Indebted companies, an overwhelmed safety authority and a complex and muddled caseload show the French have not cracked the recipe for atomic success. Our partner Journal de l’Environnement reports.
A concerned Pierre-Franck Chevet, the president of the French Nuclear Safety Authority (ASN), told the press on Wednesday (20 January), that “in the current context, the issues of nuclear safety and radiation protection are worrying”.
Safety problems are not confined to energy generation, but also plague the nuclear medicine sector. Last November, a patient in Créteil hospital in France underwent 22 radiotherapy sessions on a healthy part of their body.
Other errors include the administration of excessive doses of radiation and the misuse of new equipment, according to the former director-general of energy and climate at France’s Ministry of Ecology.
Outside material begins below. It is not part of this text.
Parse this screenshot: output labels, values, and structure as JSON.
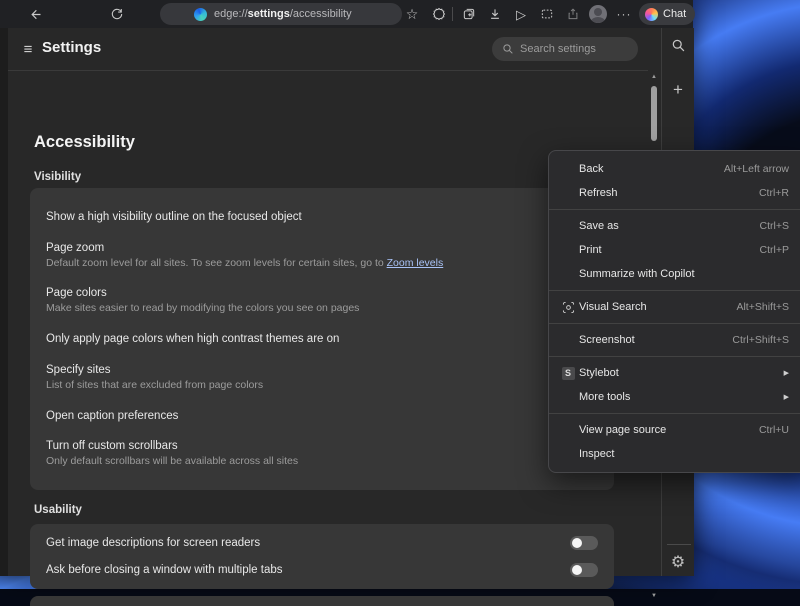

The country’s medical and nuclear authorities have struggled to solve these recurring problems.
Old and complex challenges
The situation of the nuclear energy industry is just as problematic. Extending the operating life of 900 megawatt (MW) reactors, dealing with incidents in the construction of the EPR reactor in the Northern town of Flamanville (a pressurised water reactor), implementing the new post-Fukushima regulations and running costly nuclear waste facilities are just some of the complex challenges the sector faces.
“What is new is that the French nuclear operators are now having technical and economic difficulties,” Chevet said.
And the problems are piling up.
Areva, the France’s biggest nuclear company, is struggling to complete the construction of a lead unit for an EPR reactor in Olkiluoto (Finland), currently ten years behind schedule. The same company is also responsible for repairing defects the EPR reactor vessels which it recently built in Flamanville.
A number of incidents have delayed this French EPR reactor’s entry into service. An operation that has not been smoothed by EDF’s plan to refit its oldest reactors to extend their operating life to over 40 years.
The French electrical giant is also building two EPR reactors in the United Kingdom, at a cost of €78 billion, which the heavily indebted semi-public company will have trouble covering. “It does not have the financial capacity,” the president of the ASN confirmed.
Officially, no nuclear company would begrudge an investment in nuclear safety. But Chevet hastened to point out that it was the work of the ASN and the French Institute for Radioprotection and Nuclear Safety (IRSN), and not checks by Areva or EDF, that brought to light the sub-standard quality of the steel used in the construction of the reactor vessels in Flamanville.
A backlog of cases
So it is under these conditions that a mountain of complex cases has accumulated, and the ASN does not have the resources to examine them all at the same time. Priority will be given to existing installations, at the expense of those which are yet to be built. What this means in reality is that the French nuclear regulators will focus on preparing an opinion on the possible extension to the operating life of the country’s 34 900MW reactors.
Another big issue unsettling the nuclear sector is the adoption of new “post-Fukushima” safety standards in France’s main nuclear power stations (EDF power stations, Areva’s fuel cycle plants, reactors and research laboratories). “That should take us around another five to ten years,” said Chevet.
But the first steps of this strategy put together by the IRSN are already in place: “The nuclear emergency response force has been operational since the end of 2015. We will inspect it in March with a crisis simulation,” he added.
Anticipating the avalanche of work in the pipeline, the safety authority had called for extra resources during the energy transition debate. “Of the 200 extra staff we requested for the ASN and IRSN, the government gave us 30,” Chevet said.
But penny-pinching has never been the best way to guarantee nuclear safety.